BEGIN RECORDS SUPPLIED
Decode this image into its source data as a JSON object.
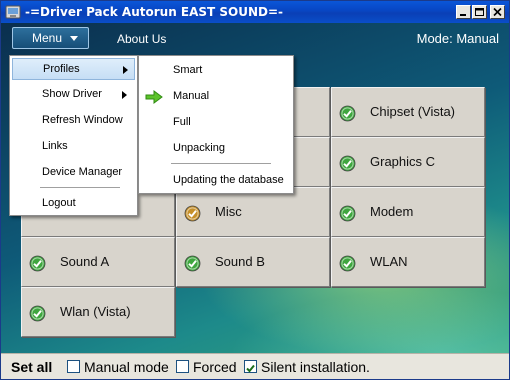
{
  "window": {
    "title": "-=Driver Pack Autorun EAST SOUND=-"
  },
  "topbar": {
    "menu_label": "Menu",
    "about_label": "About Us",
    "mode_text": "Mode: Manual"
  },
  "tiles": [
    {
      "label": "Chipset (Vista)",
      "status": "ok"
    },
    {
      "label": "Graphics C",
      "status": "ok"
    },
    {
      "label": "Misc",
      "status": "warning"
    },
    {
      "label": "Modem",
      "status": "ok"
    },
    {
      "label": "Sound A",
      "status": "ok"
    },
    {
      "label": "Sound B",
      "status": "ok"
    },
    {
      "label": "WLAN",
      "status": "ok"
    },
    {
      "label": "Wlan (Vista)",
      "status": "ok"
    }
  ],
  "main_menu": {
    "items": [
      {
        "label": "Profiles",
        "has_submenu": true,
        "highlighted": true
      },
      {
        "label": "Show Driver",
        "has_submenu": true
      },
      {
        "label": "Refresh Window"
      },
      {
        "label": "Links"
      },
      {
        "label": "Device Manager"
      },
      {
        "label": "Logout"
      }
    ]
  },
  "profiles_submenu": {
    "items": [
      {
        "label": "Smart"
      },
      {
        "label": "Manual",
        "selected": true
      },
      {
        "label": "Full"
      },
      {
        "label": "Unpacking"
      },
      {
        "label": "Updating the database"
      }
    ]
  },
  "bottom_bar": {
    "set_all_label": "Set all",
    "options": [
      {
        "label": "Manual mode",
        "checked": false
      },
      {
        "label": "Forced",
        "checked": false
      },
      {
        "label": "Silent installation.",
        "checked": true
      }
    ]
  },
  "colors": {
    "title_bar": "#0a4ec9",
    "tile_face": "#d8d4cc",
    "ok_check": "#3fa63f",
    "warning_check": "#c6902a",
    "selected_arrow": "#5cc32a"
  },
  "icons": {
    "ok": "green-check-circle",
    "warning": "orange-check-circle",
    "selected": "green-right-arrow",
    "submenu": "right-triangle"
  }
}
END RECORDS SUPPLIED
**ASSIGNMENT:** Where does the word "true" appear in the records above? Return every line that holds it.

**ANSWER SECTION:**
        "has_submenu": true,
        "highlighted": true
        "has_submenu": true
        "selected": true
        "checked": true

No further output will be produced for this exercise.